Tu Duc (1829-1883), according to Pham Cao Duong (Encyclopedia of the Vietnam War: A Political, Social, and Military History, page 706) was independent Vietnam's last emperor, 1847-1883. Some would perhaps regard him as the emperor who lost Vietnam to French domination. Tu Duc served as the fourth of the thirteen Nguyen Dynasty emperors and is certainly one of the most interesting.
Tu Duc's rule began as the French expressed their interests in Indochina in increasingly aggressive forms. In 1847, for example, the French navy attacked Da Nang. Our printed course materials, to be read later, relate fully the story of the beginning of French colonialism.

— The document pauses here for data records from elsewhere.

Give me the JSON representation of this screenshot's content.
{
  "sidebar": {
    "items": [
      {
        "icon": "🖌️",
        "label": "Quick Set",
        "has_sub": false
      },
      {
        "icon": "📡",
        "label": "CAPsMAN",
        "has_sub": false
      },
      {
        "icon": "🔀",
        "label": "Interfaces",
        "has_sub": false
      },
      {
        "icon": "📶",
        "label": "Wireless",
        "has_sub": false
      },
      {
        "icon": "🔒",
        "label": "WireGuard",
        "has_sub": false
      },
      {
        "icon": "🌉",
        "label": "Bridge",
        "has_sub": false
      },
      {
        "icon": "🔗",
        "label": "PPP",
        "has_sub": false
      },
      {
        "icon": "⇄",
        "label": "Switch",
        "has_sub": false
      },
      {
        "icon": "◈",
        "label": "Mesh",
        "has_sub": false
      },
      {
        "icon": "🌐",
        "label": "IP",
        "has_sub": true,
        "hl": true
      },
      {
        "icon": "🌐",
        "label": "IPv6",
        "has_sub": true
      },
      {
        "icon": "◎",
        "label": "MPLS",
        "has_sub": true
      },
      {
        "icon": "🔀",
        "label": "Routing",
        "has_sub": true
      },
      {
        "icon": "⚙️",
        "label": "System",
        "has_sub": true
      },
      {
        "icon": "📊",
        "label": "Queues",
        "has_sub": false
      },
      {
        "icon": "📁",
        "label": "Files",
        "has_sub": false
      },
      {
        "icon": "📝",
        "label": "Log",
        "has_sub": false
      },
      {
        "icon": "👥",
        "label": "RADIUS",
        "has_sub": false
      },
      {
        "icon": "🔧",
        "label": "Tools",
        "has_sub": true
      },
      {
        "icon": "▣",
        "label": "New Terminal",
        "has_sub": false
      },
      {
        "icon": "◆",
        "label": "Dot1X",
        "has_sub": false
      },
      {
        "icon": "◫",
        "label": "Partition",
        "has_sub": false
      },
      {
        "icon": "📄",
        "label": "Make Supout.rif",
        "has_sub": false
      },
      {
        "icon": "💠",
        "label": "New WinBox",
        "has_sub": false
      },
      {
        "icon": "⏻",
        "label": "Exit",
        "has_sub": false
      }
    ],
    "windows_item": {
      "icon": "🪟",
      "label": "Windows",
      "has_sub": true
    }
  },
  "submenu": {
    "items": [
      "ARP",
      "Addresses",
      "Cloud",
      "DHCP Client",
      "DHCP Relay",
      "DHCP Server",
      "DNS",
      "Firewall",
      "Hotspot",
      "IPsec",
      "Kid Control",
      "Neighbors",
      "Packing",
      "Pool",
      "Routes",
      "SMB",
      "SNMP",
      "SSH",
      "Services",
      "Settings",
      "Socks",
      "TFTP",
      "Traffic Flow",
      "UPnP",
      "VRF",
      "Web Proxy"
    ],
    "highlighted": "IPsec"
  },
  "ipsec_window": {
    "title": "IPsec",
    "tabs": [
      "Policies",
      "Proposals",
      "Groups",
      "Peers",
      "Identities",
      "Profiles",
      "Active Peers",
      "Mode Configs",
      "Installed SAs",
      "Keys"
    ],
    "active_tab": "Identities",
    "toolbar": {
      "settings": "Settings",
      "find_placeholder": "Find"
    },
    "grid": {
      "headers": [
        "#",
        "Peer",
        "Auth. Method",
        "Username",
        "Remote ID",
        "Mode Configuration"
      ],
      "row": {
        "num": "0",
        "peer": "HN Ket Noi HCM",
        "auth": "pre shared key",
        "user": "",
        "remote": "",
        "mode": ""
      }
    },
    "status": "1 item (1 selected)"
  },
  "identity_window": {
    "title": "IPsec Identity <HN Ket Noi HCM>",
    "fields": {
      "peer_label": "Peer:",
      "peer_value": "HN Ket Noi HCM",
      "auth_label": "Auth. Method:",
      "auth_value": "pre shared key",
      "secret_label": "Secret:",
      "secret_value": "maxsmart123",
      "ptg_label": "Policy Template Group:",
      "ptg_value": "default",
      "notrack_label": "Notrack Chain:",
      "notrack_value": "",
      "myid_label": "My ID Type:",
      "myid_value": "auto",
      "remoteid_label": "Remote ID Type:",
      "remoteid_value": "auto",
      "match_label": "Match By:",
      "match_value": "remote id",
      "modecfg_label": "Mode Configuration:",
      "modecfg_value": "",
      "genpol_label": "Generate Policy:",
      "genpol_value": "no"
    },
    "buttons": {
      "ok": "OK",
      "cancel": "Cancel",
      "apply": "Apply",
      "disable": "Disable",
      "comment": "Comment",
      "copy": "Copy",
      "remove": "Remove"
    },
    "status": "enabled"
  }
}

It was Emperor Tu Duc who faced those challenges, and he and his political aides signed several treaties with the French. Gradually Vietnam lost entire provinces, and in 1884, the year following Tu Duc's death, Vietnam became a French protectorate.
Were this loss of sovereignty under French colonialism the entire record of Emperor Tu Duc, he would not be remembered by Vietnamese today as kindly as he is. He showed interest in modernizing Vietnam, and he took a personal interest in Vietnam's education and culture. Among his own writings, he produced poetry, philosophical texts, and history. In addition, he often invited Vietnamese scholars to interact with him at the site of his mausoleum complex.
That was a massive building project which he undertook long before his death. Built on the Perfume River between 1864 and 1867, the complex contains gardens, pavilions, and a temple used earlier as a palace. He visited there for recreation (fishing especially), for meditation, and to write, as well as to meet with other writers and intellectuals.
Tu Duc lived longer than the other Nguyen emperors. During his lifetime he had 104 wives and many more concubines, but he fathered no children. He was often ill, and he was likely sterile due to smallpox early in his life.
In keeping with Chinese and Vietnamese traditions, there is a Stele House on the Tu Duc Mausoleum site. Within this pavilion, open on all four sides, is a 20-ton stele containing Tu Duc's 4,000-character eulogy. Written in Chinese characters, it is actually an autobiography of the emperor.
University of Richmond